More Fish Oil for Less Dry Eye
Last year, in our Central Valley blog we talked about the potential for fish oil for treating dry eye. While we’re not exactly a coastal area here in the Central Valley, we thought maybe we’d explore another blog about fish oil and dry eye because the results are promising. We’ll even include how much you may want to take.
Remind me what is dry eye
For our eyes to provide the combination of good vision and comfort, the front surface of your eye must be covered with an even layer of tears that contain the right mix of water and oils. When the tears either aren’t produced in the necessary amount or if their quality is poor, dry eye can develop.
When you have dry eye, your eyes may sting, itch, or burn. They can be sensitive to light and your vision can blur. You may also have excessive tearing, which seems counterintuitive. Dry eye is a natural result of aging and can also be a side effect of various medical conditions and certain medications.
Fish oil and dry eye
Fish oil has shown promise in helping with dry eye. Dry eye that isn’t a side effect of taking a medication or simply due to a windy, dusty day tends to be chronic and not really “curable.” The goal is usually to ease the patient’s symptoms.
Fish oil contains two omega-3 fatty acids, docosahexaenoic acid (DHA) and eicosapentaenoic acid (EPA); these are thought to provide a wide range of health benefits.

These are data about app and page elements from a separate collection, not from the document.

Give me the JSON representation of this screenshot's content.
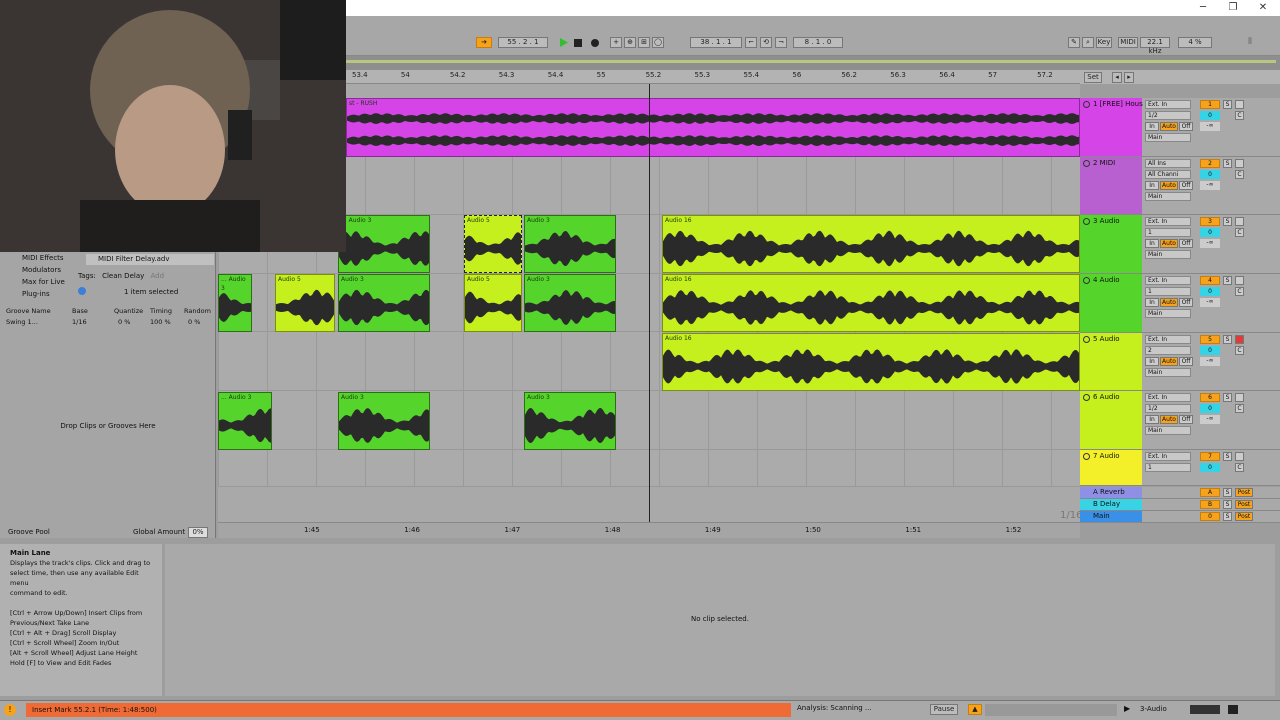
{
  "window": {
    "minimize": "─",
    "restore": "❐",
    "close": "✕"
  },
  "transport": {
    "position": "55 . 2 . 1",
    "loop_start": "38 . 1 . 1",
    "loop_length": "8 . 1 . 0",
    "key_label": "Key",
    "midi_label": "MIDI",
    "sample_rate": "22.1 kHz",
    "cpu": "4 %"
  },
  "ruler": {
    "bars": [
      "53.4",
      "54",
      "54.2",
      "54.3",
      "54.4",
      "55",
      "55.2",
      "55.3",
      "55.4",
      "56",
      "56.2",
      "56.3",
      "56.4",
      "57",
      "57.2"
    ],
    "set_label": "Set"
  },
  "timeline": {
    "times": [
      "1:45",
      "1:46",
      "1:47",
      "1:48",
      "1:49",
      "1:50",
      "1:51",
      "1:52"
    ],
    "grid": "1/16"
  },
  "tracks": [
    {
      "name": "1 [FREE] Hous",
      "input": "Ext. In",
      "channel": "1/2",
      "number": "1",
      "color": "#f7a21b"
    },
    {
      "name": "2 MIDI",
      "input": "All Ins",
      "channel": "All Channi",
      "number": "2",
      "color": "#f7a21b"
    },
    {
      "name": "3 Audio",
      "input": "Ext. In",
      "channel": "1",
      "number": "3",
      "color": "#f7a21b"
    },
    {
      "name": "4 Audio",
      "input": "Ext. In",
      "channel": "1",
      "number": "4",
      "color": "#f7a21b"
    },
    {
      "name": "5 Audio",
      "input": "Ext. In",
      "channel": "2",
      "number": "5",
      "color": "#f7a21b"
    },
    {
      "name": "6 Audio",
      "input": "Ext. In",
      "channel": "1/2",
      "number": "6",
      "color": "#f7a21b"
    },
    {
      "name": "7 Audio",
      "input": "Ext. In",
      "channel": "1",
      "number": "7",
      "color": "#f7a21b"
    }
  ],
  "returns": [
    {
      "name": "A Reverb",
      "letter": "A"
    },
    {
      "name": "B Delay",
      "letter": "B"
    },
    {
      "name": "Main",
      "letter": "0"
    }
  ],
  "mixer": {
    "in": "In",
    "auto": "Auto",
    "off": "Off",
    "main": "Main",
    "zero": "0",
    "s": "S",
    "c": "C",
    "inf": "-∞",
    "post": "Post",
    "half": "1/2"
  },
  "clips": {
    "rush": "st - RUSH",
    "audio3": "Audio 3",
    "audio5": "Audio 5",
    "audio16": "Audio 16",
    "trunc3": "... Audio 3"
  },
  "browser": {
    "categories": [
      "MIDI Effects",
      "Modulators",
      "Max for Live",
      "Plug-ins"
    ],
    "file": "MIDI Filter Delay.adv",
    "tags_label": "Tags:",
    "tag": "Clean Delay",
    "add": "Add",
    "selected": "1 item selected",
    "groove_headers": [
      "Groove Name",
      "Base",
      "Quantize",
      "Timing",
      "Random"
    ],
    "groove_row": {
      "name": "Swing 1...",
      "base": "1/16",
      "quantize": "0 %",
      "timing": "100 %",
      "random": "0 %"
    },
    "drop_text": "Drop Clips or Grooves Here",
    "pool_label": "Groove Pool",
    "global_label": "Global Amount",
    "global_value": "0%"
  },
  "help": {
    "title": "Main Lane",
    "lines": [
      "Displays the track's clips. Click and drag to",
      "select time, then use any available Edit menu",
      "command to edit.",
      "",
      "[Ctrl + Arrow Up/Down] Insert Clips from",
      "Previous/Next Take Lane",
      "[Ctrl + Alt + Drag] Scroll Display",
      "[Ctrl + Scroll Wheel] Zoom In/Out",
      "[Alt + Scroll Wheel] Adjust Lane Height",
      "Hold [F] to View and Edit Fades"
    ]
  },
  "detail": {
    "empty": "No clip selected."
  },
  "status": {
    "message": "Insert Mark 55.2.1 (Time: 1:48:500)",
    "analysis": "Analysis: Scanning ...",
    "pause": "Pause",
    "track": "3-Audio"
  },
  "colors": {
    "green": "#55d52c",
    "yellow": "#c5ef1d",
    "magenta": "#d444e6",
    "orange": "#f7a21b"
  }
}
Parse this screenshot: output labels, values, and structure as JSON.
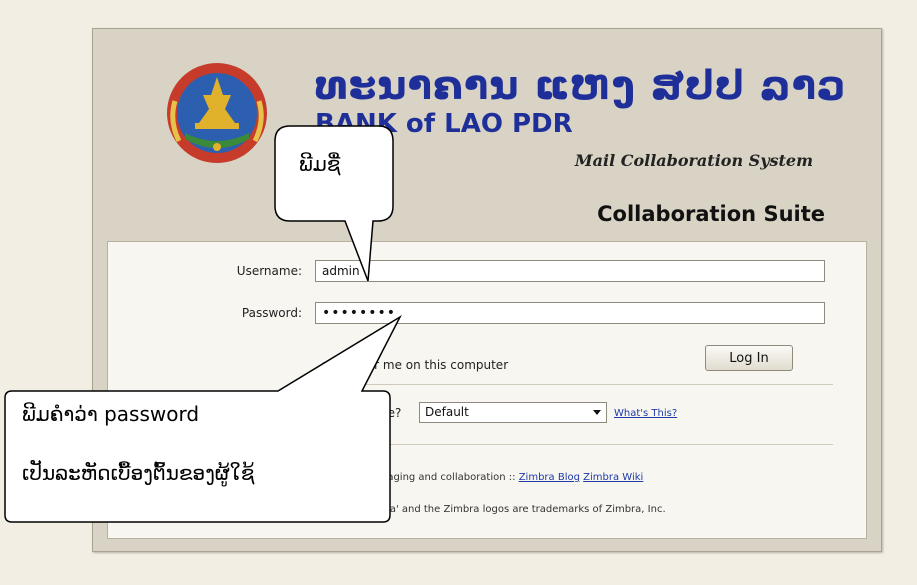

Specifically for dry eye, research has shown that people taking supplements of omega-3 fatty acids have fewer dry eye symptoms. It appears that omega-3 fatty acids can improve the eye’s oil film that is produced by the small glands on the edge of the eyelids, the meibomian glands. This improves the quality of the tears, making them stay in place lubricating the eye rather than evaporating too quickly.
How much to take?
The dosage of omega-3 fatty acids shown to be effective is 180 milligrams of EPA and 120 milligrams of DHA taken twice daily. These can be found in fish oil supplements. Taking more than these amounts can result in side effects such as increased bleeding risk and higher levels of LDL (bad) cholesterol.
Of course, you also should get fish oil from your diet. The American Heart Association recommends that adults eat fish at least twice a week. Fatty fish, such as salmon, halibut, catfish, striped sea bass, and albacore tuna are all good sources of omega-3 fatty acids, and they can all help with dry eye.
If you have symptoms of dry eye, especially if they seem chronic, we should see you at one of our three Central Valley Eye Medical Group locations in Stockton, Manteca, and Modesto. Call us at (800) 244-9907 to make an appointment.
Posted in: Dry Eyes